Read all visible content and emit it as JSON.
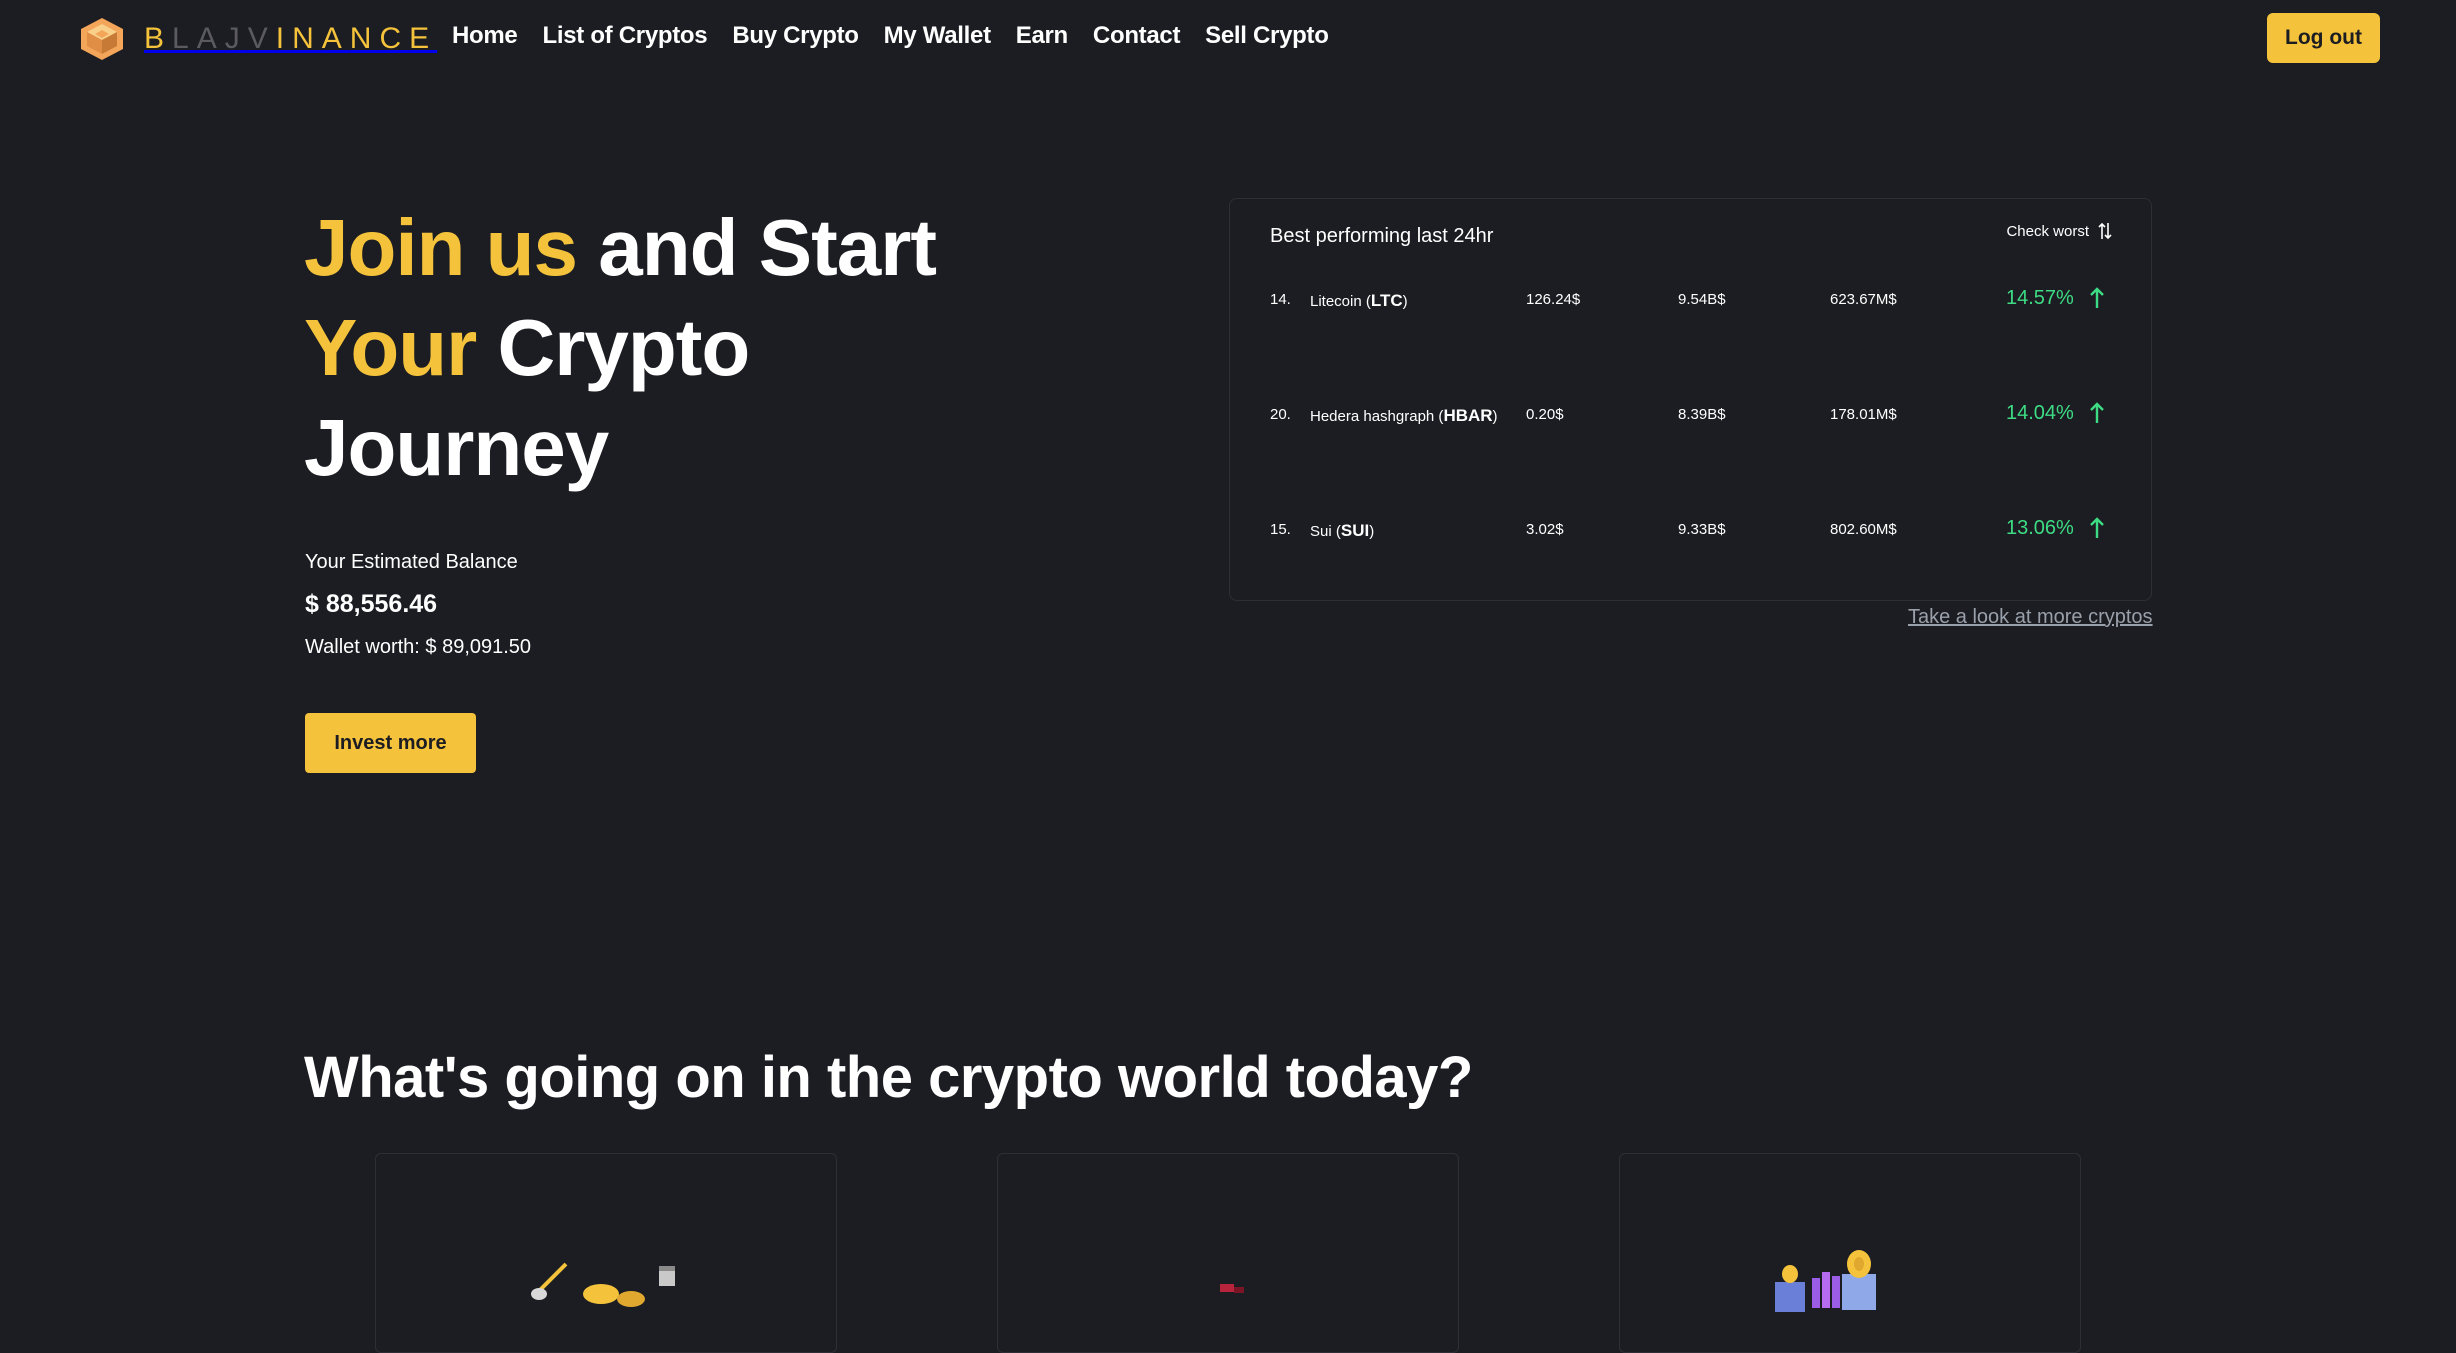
{
  "brand": {
    "name_letters": [
      {
        "ch": "B",
        "tone": "y"
      },
      {
        "ch": "L",
        "tone": "g"
      },
      {
        "ch": "A",
        "tone": "g"
      },
      {
        "ch": "J",
        "tone": "g"
      },
      {
        "ch": "V",
        "tone": "g"
      },
      {
        "ch": "I",
        "tone": "y"
      },
      {
        "ch": "N",
        "tone": "y"
      },
      {
        "ch": "A",
        "tone": "y"
      },
      {
        "ch": "N",
        "tone": "y"
      },
      {
        "ch": "C",
        "tone": "y"
      },
      {
        "ch": "E",
        "tone": "y"
      }
    ],
    "logo_icon": "hexagon-cube-logo-icon",
    "accent_color": "#f5c33b"
  },
  "nav": {
    "links": [
      "Home",
      "List of Cryptos",
      "Buy Crypto",
      "My Wallet",
      "Earn",
      "Contact",
      "Sell Crypto"
    ],
    "logout_label": "Log out"
  },
  "hero": {
    "title_parts": {
      "join_us": "Join us",
      "and_start": " and Start",
      "your": "Your",
      "crypto": " Crypto",
      "journey": "Journey"
    },
    "balance_label": "Your Estimated Balance",
    "balance_value": "$ 88,556.46",
    "wallet_worth": "Wallet worth: $ 89,091.50",
    "invest_label": "Invest more"
  },
  "performance": {
    "title": "Best performing last 24hr",
    "toggle_label": "Check worst",
    "toggle_icon": "sort-arrows-icon",
    "rows": [
      {
        "rank": "14.",
        "name": "Litecoin",
        "symbol": "LTC",
        "price": "126.24$",
        "market_cap": "9.54B$",
        "volume": "623.67M$",
        "change": "14.57%"
      },
      {
        "rank": "20.",
        "name": "Hedera hashgraph",
        "symbol": "HBAR",
        "price": "0.20$",
        "market_cap": "8.39B$",
        "volume": "178.01M$",
        "change": "14.04%"
      },
      {
        "rank": "15.",
        "name": "Sui",
        "symbol": "SUI",
        "price": "3.02$",
        "market_cap": "9.33B$",
        "volume": "802.60M$",
        "change": "13.06%"
      }
    ],
    "change_color": "#3ddc84",
    "more_link": "Take a look at more cryptos"
  },
  "news": {
    "heading": "What's going on in the crypto world today?",
    "cards": [
      {
        "illustration": "coins-growth-illustration"
      },
      {
        "illustration": "crypto-news-illustration"
      },
      {
        "illustration": "exchange-blocks-illustration"
      }
    ]
  }
}
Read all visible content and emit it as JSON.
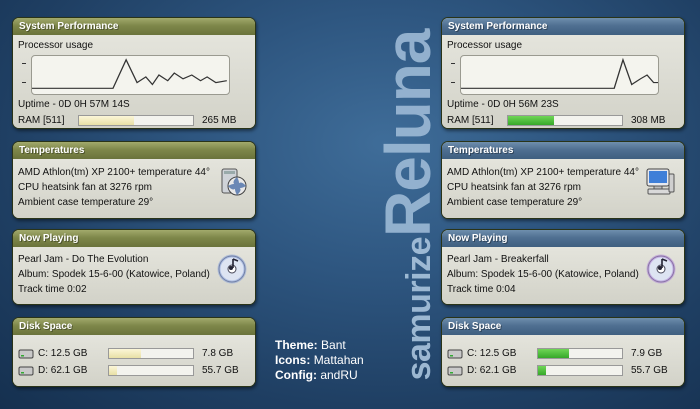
{
  "brand": {
    "word1": "samurize",
    "word2": "Reluna"
  },
  "credits": {
    "theme_label": "Theme:",
    "theme_value": "Bant",
    "icons_label": "Icons:",
    "icons_value": "Mattahan",
    "config_label": "Config:",
    "config_value": "andRU"
  },
  "left": {
    "perf": {
      "title": "System Performance",
      "proc_label": "Processor usage",
      "uptime": "Uptime -  0D 0H 57M 14S",
      "ram_label": "RAM [511]",
      "ram_value": "265 MB",
      "ram_fraction": 0.48
    },
    "temps": {
      "title": "Temperatures",
      "line1": "AMD Athlon(tm) XP 2100+ temperature 44°",
      "line2": "CPU heatsink fan at 3276 rpm",
      "line3": "Ambient case temperature 29°"
    },
    "now": {
      "title": "Now Playing",
      "line1": "Pearl Jam - Do The Evolution",
      "line2": "Album: Spodek 15-6-00 (Katowice, Poland)",
      "line3": "Track time 0:02"
    },
    "disk": {
      "title": "Disk Space",
      "c_label": "C: 12.5 GB",
      "c_value": "7.8 GB",
      "c_fraction": 0.38,
      "d_label": "D: 62.1 GB",
      "d_value": "55.7 GB",
      "d_fraction": 0.1
    }
  },
  "right": {
    "perf": {
      "title": "System Performance",
      "proc_label": "Processor usage",
      "uptime": "Uptime -  0D 0H 56M 23S",
      "ram_label": "RAM [511]",
      "ram_value": "308 MB",
      "ram_fraction": 0.4
    },
    "temps": {
      "title": "Temperatures",
      "line1": "AMD Athlon(tm) XP 2100+ temperature 44°",
      "line2": "CPU heatsink fan at 3276 rpm",
      "line3": "Ambient case temperature 29°"
    },
    "now": {
      "title": "Now Playing",
      "line1": "Pearl Jam - Breakerfall",
      "line2": "Album: Spodek 15-6-00 (Katowice, Poland)",
      "line3": "Track time 0:04"
    },
    "disk": {
      "title": "Disk Space",
      "c_label": "C: 12.5 GB",
      "c_value": "7.9 GB",
      "c_fraction": 0.37,
      "d_label": "D: 62.1 GB",
      "d_value": "55.7 GB",
      "d_fraction": 0.1
    }
  },
  "icons": {
    "temps_left": "cpu-fan-icon",
    "temps_right": "computer-icon",
    "now_playing": "cd-music-icon",
    "drive": "hard-drive-icon"
  },
  "colors": {
    "olive_header": "#7e874a",
    "blue_header": "#4f6f91",
    "bar_cream": "#ece4ad",
    "bar_green": "#3fb22f"
  }
}
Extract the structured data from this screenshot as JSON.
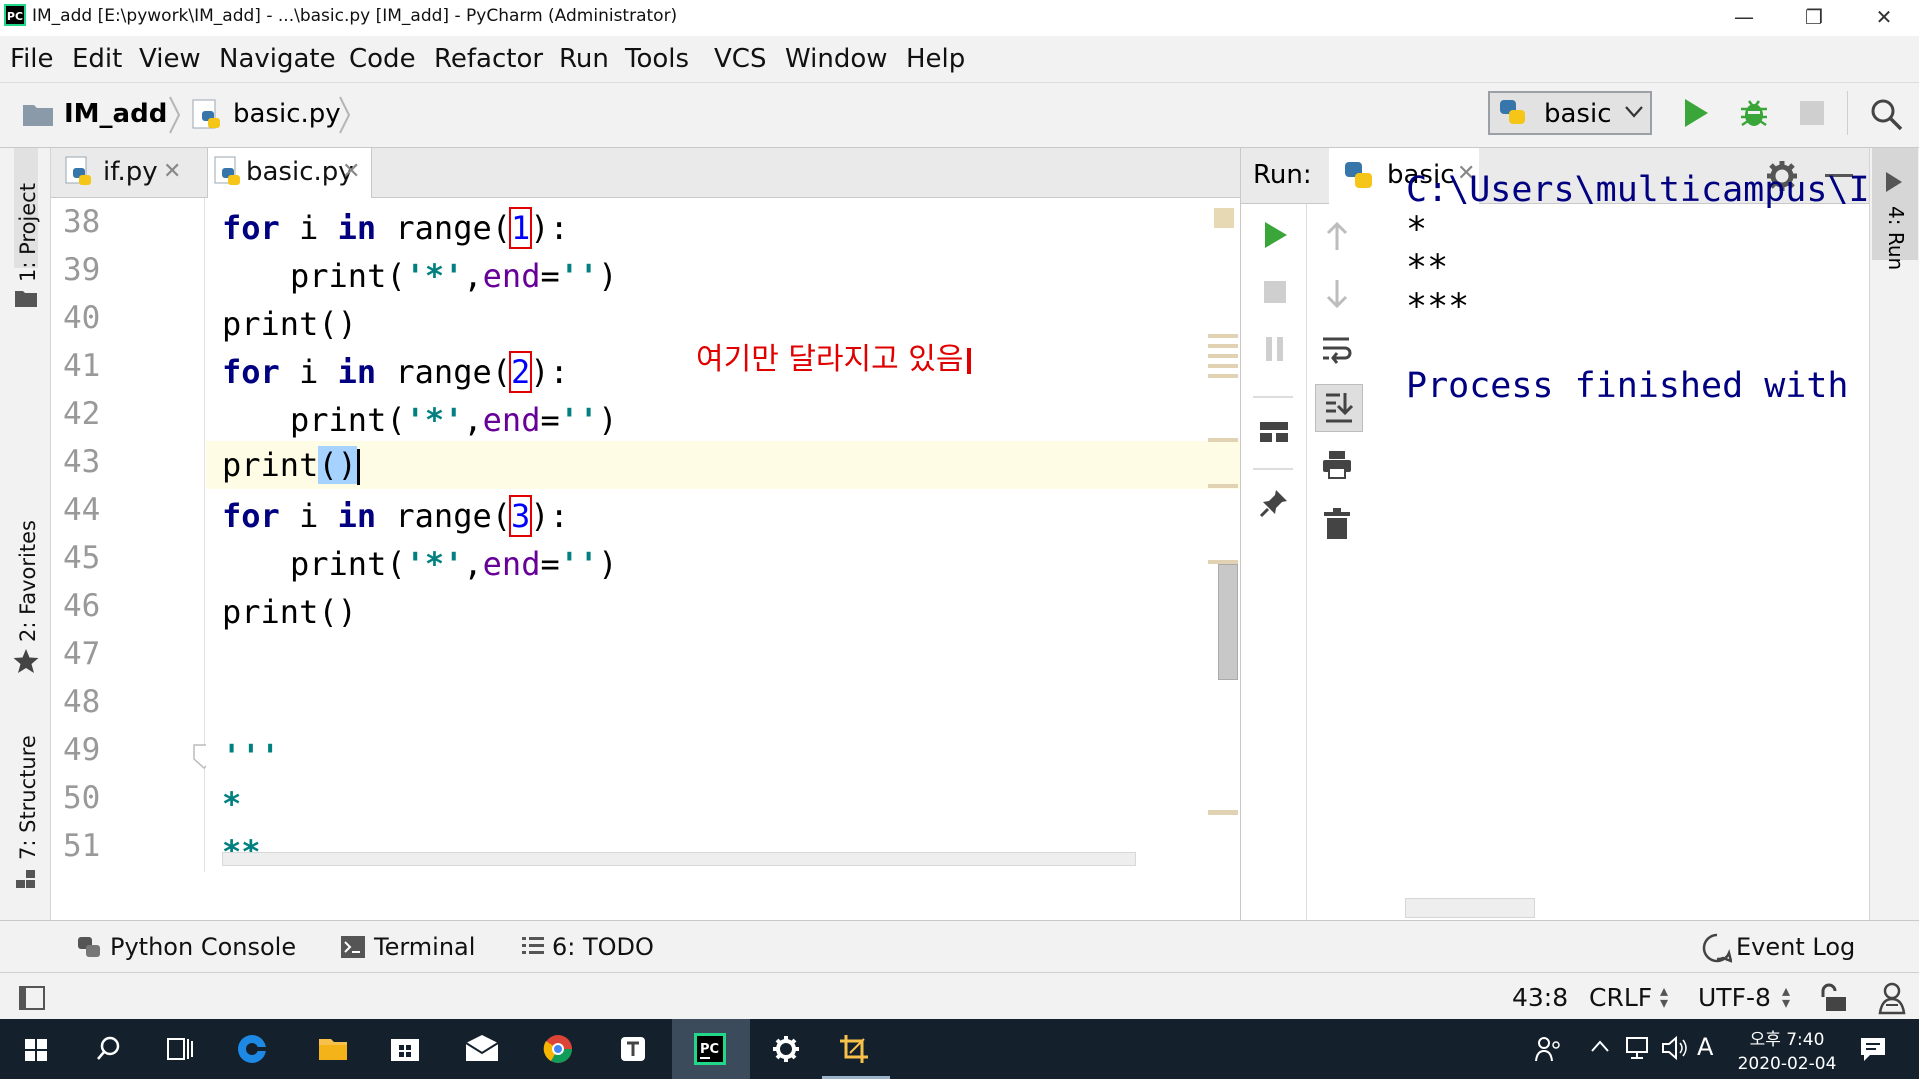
{
  "window": {
    "title": "IM_add [E:\\pywork\\IM_add] - ...\\basic.py [IM_add] - PyCharm (Administrator)",
    "app_icon_text": "PC",
    "minimize": "—",
    "restore": "❐",
    "close": "✕"
  },
  "menu": [
    "File",
    "Edit",
    "View",
    "Navigate",
    "Code",
    "Refactor",
    "Run",
    "Tools",
    "VCS",
    "Window",
    "Help"
  ],
  "breadcrumb": {
    "project": "IM_add",
    "file": "basic.py"
  },
  "toolbar": {
    "run_config": "basic"
  },
  "sidebar_left": {
    "project": "1: Project",
    "favorites": "2: Favorites",
    "structure": "7: Structure"
  },
  "editor_tabs": [
    {
      "label": "if.py",
      "active": false
    },
    {
      "label": "basic.py",
      "active": true
    }
  ],
  "editor": {
    "line_numbers": [
      "38",
      "39",
      "40",
      "41",
      "42",
      "43",
      "44",
      "45",
      "46",
      "47",
      "48",
      "49",
      "50",
      "51"
    ],
    "current_line": "43",
    "code": {
      "for": "for",
      "i": " i ",
      "in": "in",
      "range_open": " range(",
      "close_colon": "):",
      "print_star_open": "print(",
      "star_str": "'*'",
      "comma": ",",
      "end_kw": "end",
      "eq": "=",
      "empty_str": "''",
      "close_paren": ")",
      "print_empty": "print()",
      "print_call": "print",
      "paren_pair": "()",
      "triple_quote": "'''",
      "star1": "*",
      "star2": "**",
      "n1": "1",
      "n2": "2",
      "n3": "3"
    },
    "annotation": "여기만 달라지고 있음"
  },
  "run_panel": {
    "label": "Run:",
    "tab": "basic",
    "side_label": "4: Run",
    "output": [
      "C:\\Users\\multicampus\\I",
      "*",
      "**",
      "***",
      "",
      "Process finished with e"
    ]
  },
  "bottom_tools": {
    "python_console": "Python Console",
    "terminal": "Terminal",
    "todo": "6: TODO",
    "event_log": "Event Log"
  },
  "status": {
    "position": "43:8",
    "line_sep": "CRLF",
    "encoding": "UTF-8"
  },
  "taskbar": {
    "time": "오후 7:40",
    "date": "2020-02-04",
    "ime": "A"
  },
  "colors": {
    "keyword": "#000080",
    "string": "#008080",
    "kwarg": "#660099",
    "number": "#0000ff",
    "annotation": "#e00000",
    "run_green": "#3aa63a"
  }
}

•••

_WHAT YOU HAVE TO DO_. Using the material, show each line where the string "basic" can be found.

_YOUR SOLUTION_.
    "title": "IM_add [E:\\pywork\\IM_add] - ...\\basic.py [IM_add] - PyCharm (Administrator)",
    "file": "basic.py"
    "run_config": "basic"
      "label": "basic.py",
    "tab": "basic",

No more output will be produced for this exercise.